(d) SIPC's claim that it is entitled to recover under a SIPA provision, 15 U.S.C. § 78eee(d), fails because, on its face, that section simply qualifies SIPC as a proper party in interest in any "matter arising in a liquidation proceeding" as to which it "shall be deemed to have intervened," and gives SIPC no independent right to sue Holmes for money damages. P. 16.

(e) This Court declines to decide whether every RICO plaintiff who sues under § 1964(c) and claims securities fraud as a predicate offense must have purchased or sold a security. In light of the foregoing, discussion of that issue is unnecessary to resolve this case. Nor will leaving the question unanswered deprive the lower courts of much needed guidance. A review of those courts' conflicting cases shows that all could have been resolved on proximate causation grounds, and that none involved litigants like those in Blue Chip Stamps v. Manor Drug Stores, 421 U.S. 723, who decided to forgo securities transactions in reliance on misrepresentations. P. 17.

908 F. 2d 1461, reversed and remanded.
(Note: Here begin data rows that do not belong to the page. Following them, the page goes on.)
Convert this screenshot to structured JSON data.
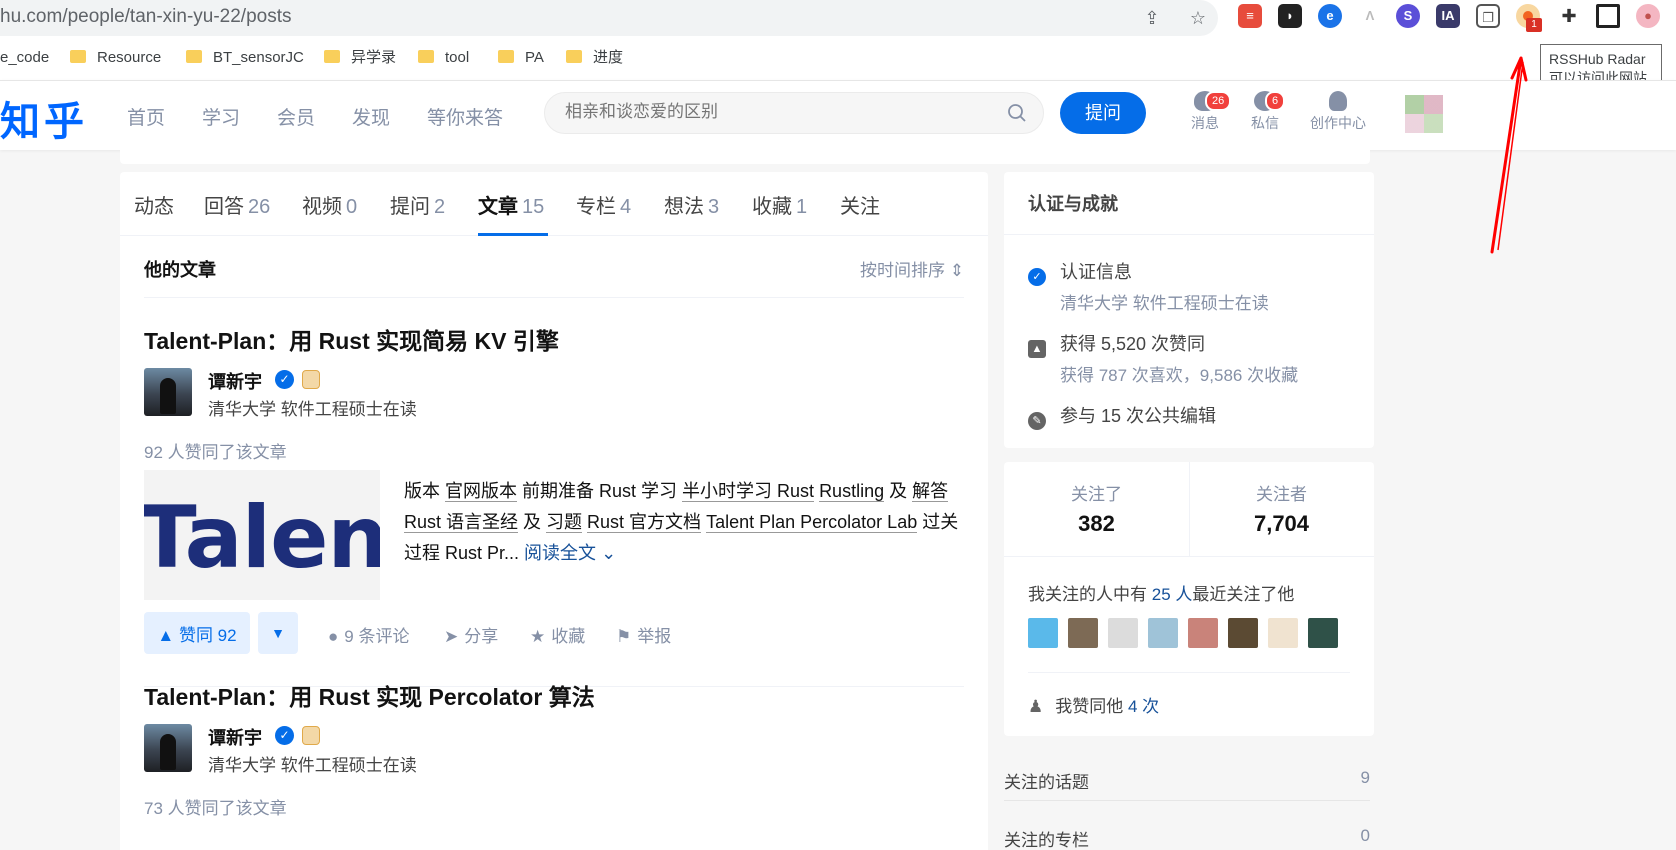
{
  "browser": {
    "url_host": "hu.com",
    "url_path": "/people/tan-xin-yu-22/posts",
    "bookmarks": [
      "e_code",
      "Resource",
      "BT_sensorJC",
      "异学录",
      "tool",
      "PA",
      "进度"
    ],
    "extension_badge": "1",
    "tooltip_title": "RSSHub Radar",
    "tooltip_desc": "可以访问此网站"
  },
  "header": {
    "logo": "知乎",
    "nav": [
      "首页",
      "学习",
      "会员",
      "发现",
      "等你来答"
    ],
    "search_placeholder": "相亲和谈恋爱的区别",
    "ask_label": "提问",
    "messages_label": "消息",
    "messages_count": "26",
    "pm_label": "私信",
    "pm_count": "6",
    "creator_label": "创作中心"
  },
  "tabs": [
    {
      "label": "动态",
      "count": ""
    },
    {
      "label": "回答",
      "count": "26"
    },
    {
      "label": "视频",
      "count": "0"
    },
    {
      "label": "提问",
      "count": "2"
    },
    {
      "label": "文章",
      "count": "15"
    },
    {
      "label": "专栏",
      "count": "4"
    },
    {
      "label": "想法",
      "count": "3"
    },
    {
      "label": "收藏",
      "count": "1"
    },
    {
      "label": "关注",
      "count": ""
    }
  ],
  "section": {
    "title": "他的文章",
    "sort": "按时间排序"
  },
  "articles": [
    {
      "title": "Talent-Plan：用 Rust 实现简易 KV 引擎",
      "author": "谭新宇",
      "bio": "清华大学 软件工程硕士在读",
      "likes_line": "92 人赞同了该文章",
      "thumb_text": "Talent",
      "excerpt_parts": [
        "版本 ",
        "官网版本",
        " 前期准备 Rust 学习 ",
        "半小时学习 Rust",
        " ",
        "Rustling",
        " 及 ",
        "解答",
        " ",
        "Rust 语言圣经",
        " 及 ",
        "习题",
        " ",
        "Rust 官方文档",
        " ",
        "Talent Plan Percolator Lab",
        " 过关过程 Rust Pr..."
      ],
      "read_more": "阅读全文",
      "vote": "赞同 92",
      "comments": "9 条评论",
      "share": "分享",
      "collect": "收藏",
      "report": "举报"
    },
    {
      "title": "Talent-Plan：用 Rust 实现 Percolator 算法",
      "author": "谭新宇",
      "bio": "清华大学 软件工程硕士在读",
      "likes_line": "73 人赞同了该文章"
    }
  ],
  "sidebar": {
    "achievements_title": "认证与成就",
    "cert_label": "认证信息",
    "cert_detail": "清华大学 软件工程硕士在读",
    "agree_label": "获得 5,520 次赞同",
    "agree_detail": "获得 787 次喜欢，9,586 次收藏",
    "edit_label": "参与 15 次公共编辑",
    "following_label": "关注了",
    "following_value": "382",
    "followers_label": "关注者",
    "followers_value": "7,704",
    "mutual_prefix": "我关注的人中有 ",
    "mutual_count": "25 人",
    "mutual_suffix": "最近关注了他",
    "my_agree_prefix": "我赞同他 ",
    "my_agree_count": "4 次",
    "topics_label": "关注的话题",
    "topics_count": "9",
    "columns_label": "关注的专栏",
    "columns_count": "0"
  },
  "colors": {
    "brand": "#056de8",
    "logo": "#0066ff",
    "muted": "#8590a6",
    "annotation_arrow": "#ff0000"
  }
}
Souter, J., delivered the opinion of the Court, in which Rehnquist, C. J., and Blackmun, Kennedy, and Thomas, JJ., joined, and in all but Part IV of which White, Stevens, and O'Connor, JJ., joined. O'Connor, J., filed an opinion concurring in part and concurring in the judgment, in which White and Stevens, JJ., joined. Scalia, J., filed an opinion concurring in the judgment.